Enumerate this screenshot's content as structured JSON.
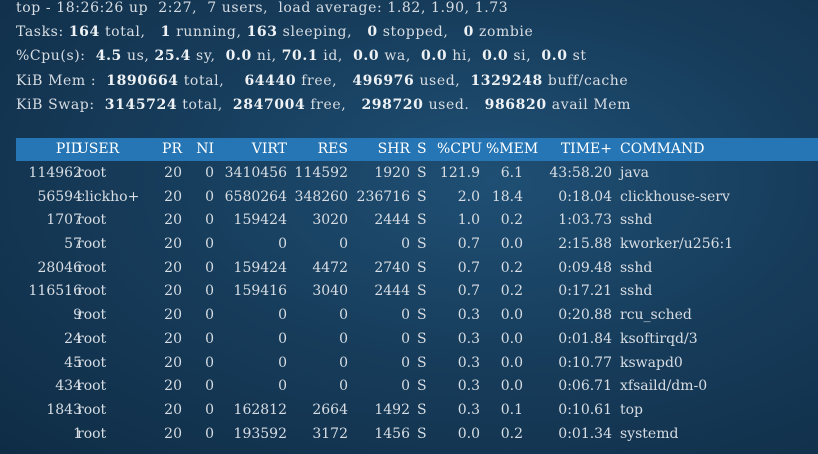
{
  "summary": {
    "line1": "top - 18:26:26 up  2:27,  7 users,  load average: 1.82, 1.90, 1.73",
    "tasks": {
      "label": "Tasks:",
      "total": "164",
      "total_label": "total,",
      "running": "1",
      "running_label": "running,",
      "sleeping": "163",
      "sleeping_label": "sleeping,",
      "stopped": "0",
      "stopped_label": "stopped,",
      "zombie": "0",
      "zombie_label": "zombie"
    },
    "cpu": {
      "label": "%Cpu(s):",
      "us": "4.5",
      "us_label": "us,",
      "sy": "25.4",
      "sy_label": "sy,",
      "ni": "0.0",
      "ni_label": "ni,",
      "id": "70.1",
      "id_label": "id,",
      "wa": "0.0",
      "wa_label": "wa,",
      "hi": "0.0",
      "hi_label": "hi,",
      "si": "0.0",
      "si_label": "si,",
      "st": "0.0",
      "st_label": "st"
    },
    "mem": {
      "label": "KiB Mem :",
      "total": "1890664",
      "total_label": "total,",
      "free": "64440",
      "free_label": "free,",
      "used": "496976",
      "used_label": "used,",
      "cache": "1329248",
      "cache_label": "buff/cache"
    },
    "swap": {
      "label": "KiB Swap:",
      "total": "3145724",
      "total_label": "total,",
      "free": "2847004",
      "free_label": "free,",
      "used": "298720",
      "used_label": "used.",
      "avail": "986820",
      "avail_label": "avail Mem"
    }
  },
  "table": {
    "headers": {
      "pid": "PID",
      "user": "USER",
      "pr": "PR",
      "ni": "NI",
      "virt": "VIRT",
      "res": "RES",
      "shr": "SHR",
      "s": "S",
      "cpu": "%CPU",
      "mem": "%MEM",
      "time": "TIME+",
      "command": "COMMAND"
    },
    "rows": [
      {
        "pid": "114962",
        "user": "root",
        "pr": "20",
        "ni": "0",
        "virt": "3410456",
        "res": "114592",
        "shr": "1920",
        "s": "S",
        "cpu": "121.9",
        "mem": "6.1",
        "time": "43:58.20",
        "command": "java"
      },
      {
        "pid": "56594",
        "user": "clickho+",
        "pr": "20",
        "ni": "0",
        "virt": "6580264",
        "res": "348260",
        "shr": "236716",
        "s": "S",
        "cpu": "2.0",
        "mem": "18.4",
        "time": "0:18.04",
        "command": "clickhouse-serv"
      },
      {
        "pid": "1707",
        "user": "root",
        "pr": "20",
        "ni": "0",
        "virt": "159424",
        "res": "3020",
        "shr": "2444",
        "s": "S",
        "cpu": "1.0",
        "mem": "0.2",
        "time": "1:03.73",
        "command": "sshd"
      },
      {
        "pid": "57",
        "user": "root",
        "pr": "20",
        "ni": "0",
        "virt": "0",
        "res": "0",
        "shr": "0",
        "s": "S",
        "cpu": "0.7",
        "mem": "0.0",
        "time": "2:15.88",
        "command": "kworker/u256:1"
      },
      {
        "pid": "28046",
        "user": "root",
        "pr": "20",
        "ni": "0",
        "virt": "159424",
        "res": "4472",
        "shr": "2740",
        "s": "S",
        "cpu": "0.7",
        "mem": "0.2",
        "time": "0:09.48",
        "command": "sshd"
      },
      {
        "pid": "116516",
        "user": "root",
        "pr": "20",
        "ni": "0",
        "virt": "159416",
        "res": "3040",
        "shr": "2444",
        "s": "S",
        "cpu": "0.7",
        "mem": "0.2",
        "time": "0:17.21",
        "command": "sshd"
      },
      {
        "pid": "9",
        "user": "root",
        "pr": "20",
        "ni": "0",
        "virt": "0",
        "res": "0",
        "shr": "0",
        "s": "S",
        "cpu": "0.3",
        "mem": "0.0",
        "time": "0:20.88",
        "command": "rcu_sched"
      },
      {
        "pid": "24",
        "user": "root",
        "pr": "20",
        "ni": "0",
        "virt": "0",
        "res": "0",
        "shr": "0",
        "s": "S",
        "cpu": "0.3",
        "mem": "0.0",
        "time": "0:01.84",
        "command": "ksoftirqd/3"
      },
      {
        "pid": "45",
        "user": "root",
        "pr": "20",
        "ni": "0",
        "virt": "0",
        "res": "0",
        "shr": "0",
        "s": "S",
        "cpu": "0.3",
        "mem": "0.0",
        "time": "0:10.77",
        "command": "kswapd0"
      },
      {
        "pid": "434",
        "user": "root",
        "pr": "20",
        "ni": "0",
        "virt": "0",
        "res": "0",
        "shr": "0",
        "s": "S",
        "cpu": "0.3",
        "mem": "0.0",
        "time": "0:06.71",
        "command": "xfsaild/dm-0"
      },
      {
        "pid": "1843",
        "user": "root",
        "pr": "20",
        "ni": "0",
        "virt": "162812",
        "res": "2664",
        "shr": "1492",
        "s": "S",
        "cpu": "0.3",
        "mem": "0.1",
        "time": "0:10.61",
        "command": "top"
      },
      {
        "pid": "1",
        "user": "root",
        "pr": "20",
        "ni": "0",
        "virt": "193592",
        "res": "3172",
        "shr": "1456",
        "s": "S",
        "cpu": "0.0",
        "mem": "0.2",
        "time": "0:01.34",
        "command": "systemd"
      }
    ]
  },
  "colors": {
    "background": "#173d5c",
    "header_bar": "#2675b4",
    "text": "#d7dde3"
  }
}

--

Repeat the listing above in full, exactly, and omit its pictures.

Enumerate this screenshot's content as structured JSON.
{
  "summary": {
    "line1": "top - 18:26:26 up  2:27,  7 users,  load average: 1.82, 1.90, 1.73",
    "tasks": {
      "label": "Tasks:",
      "total": "164",
      "total_label": "total,",
      "running": "1",
      "running_label": "running,",
      "sleeping": "163",
      "sleeping_label": "sleeping,",
      "stopped": "0",
      "stopped_label": "stopped,",
      "zombie": "0",
      "zombie_label": "zombie"
    },
    "cpu": {
      "label": "%Cpu(s):",
      "us": "4.5",
      "us_label": "us,",
      "sy": "25.4",
      "sy_label": "sy,",
      "ni": "0.0",
      "ni_label": "ni,",
      "id": "70.1",
      "id_label": "id,",
      "wa": "0.0",
      "wa_label": "wa,",
      "hi": "0.0",
      "hi_label": "hi,",
      "si": "0.0",
      "si_label": "si,",
      "st": "0.0",
      "st_label": "st"
    },
    "mem": {
      "label": "KiB Mem :",
      "total": "1890664",
      "total_label": "total,",
      "free": "64440",
      "free_label": "free,",
      "used": "496976",
      "used_label": "used,",
      "cache": "1329248",
      "cache_label": "buff/cache"
    },
    "swap": {
      "label": "KiB Swap:",
      "total": "3145724",
      "total_label": "total,",
      "free": "2847004",
      "free_label": "free,",
      "used": "298720",
      "used_label": "used.",
      "avail": "986820",
      "avail_label": "avail Mem"
    }
  },
  "table": {
    "headers": {
      "pid": "PID",
      "user": "USER",
      "pr": "PR",
      "ni": "NI",
      "virt": "VIRT",
      "res": "RES",
      "shr": "SHR",
      "s": "S",
      "cpu": "%CPU",
      "mem": "%MEM",
      "time": "TIME+",
      "command": "COMMAND"
    },
    "rows": [
      {
        "pid": "114962",
        "user": "root",
        "pr": "20",
        "ni": "0",
        "virt": "3410456",
        "res": "114592",
        "shr": "1920",
        "s": "S",
        "cpu": "121.9",
        "mem": "6.1",
        "time": "43:58.20",
        "command": "java"
      },
      {
        "pid": "56594",
        "user": "clickho+",
        "pr": "20",
        "ni": "0",
        "virt": "6580264",
        "res": "348260",
        "shr": "236716",
        "s": "S",
        "cpu": "2.0",
        "mem": "18.4",
        "time": "0:18.04",
        "command": "clickhouse-serv"
      },
      {
        "pid": "1707",
        "user": "root",
        "pr": "20",
        "ni": "0",
        "virt": "159424",
        "res": "3020",
        "shr": "2444",
        "s": "S",
        "cpu": "1.0",
        "mem": "0.2",
        "time": "1:03.73",
        "command": "sshd"
      },
      {
        "pid": "57",
        "user": "root",
        "pr": "20",
        "ni": "0",
        "virt": "0",
        "res": "0",
        "shr": "0",
        "s": "S",
        "cpu": "0.7",
        "mem": "0.0",
        "time": "2:15.88",
        "command": "kworker/u256:1"
      },
      {
        "pid": "28046",
        "user": "root",
        "pr": "20",
        "ni": "0",
        "virt": "159424",
        "res": "4472",
        "shr": "2740",
        "s": "S",
        "cpu": "0.7",
        "mem": "0.2",
        "time": "0:09.48",
        "command": "sshd"
      },
      {
        "pid": "116516",
        "user": "root",
        "pr": "20",
        "ni": "0",
        "virt": "159416",
        "res": "3040",
        "shr": "2444",
        "s": "S",
        "cpu": "0.7",
        "mem": "0.2",
        "time": "0:17.21",
        "command": "sshd"
      },
      {
        "pid": "9",
        "user": "root",
        "pr": "20",
        "ni": "0",
        "virt": "0",
        "res": "0",
        "shr": "0",
        "s": "S",
        "cpu": "0.3",
        "mem": "0.0",
        "time": "0:20.88",
        "command": "rcu_sched"
      },
      {
        "pid": "24",
        "user": "root",
        "pr": "20",
        "ni": "0",
        "virt": "0",
        "res": "0",
        "shr": "0",
        "s": "S",
        "cpu": "0.3",
        "mem": "0.0",
        "time": "0:01.84",
        "command": "ksoftirqd/3"
      },
      {
        "pid": "45",
        "user": "root",
        "pr": "20",
        "ni": "0",
        "virt": "0",
        "res": "0",
        "shr": "0",
        "s": "S",
        "cpu": "0.3",
        "mem": "0.0",
        "time": "0:10.77",
        "command": "kswapd0"
      },
      {
        "pid": "434",
        "user": "root",
        "pr": "20",
        "ni": "0",
        "virt": "0",
        "res": "0",
        "shr": "0",
        "s": "S",
        "cpu": "0.3",
        "mem": "0.0",
        "time": "0:06.71",
        "command": "xfsaild/dm-0"
      },
      {
        "pid": "1843",
        "user": "root",
        "pr": "20",
        "ni": "0",
        "virt": "162812",
        "res": "2664",
        "shr": "1492",
        "s": "S",
        "cpu": "0.3",
        "mem": "0.1",
        "time": "0:10.61",
        "command": "top"
      },
      {
        "pid": "1",
        "user": "root",
        "pr": "20",
        "ni": "0",
        "virt": "193592",
        "res": "3172",
        "shr": "1456",
        "s": "S",
        "cpu": "0.0",
        "mem": "0.2",
        "time": "0:01.34",
        "command": "systemd"
      }
    ]
  },
  "colors": {
    "background": "#173d5c",
    "header_bar": "#2675b4",
    "text": "#d7dde3"
  }
}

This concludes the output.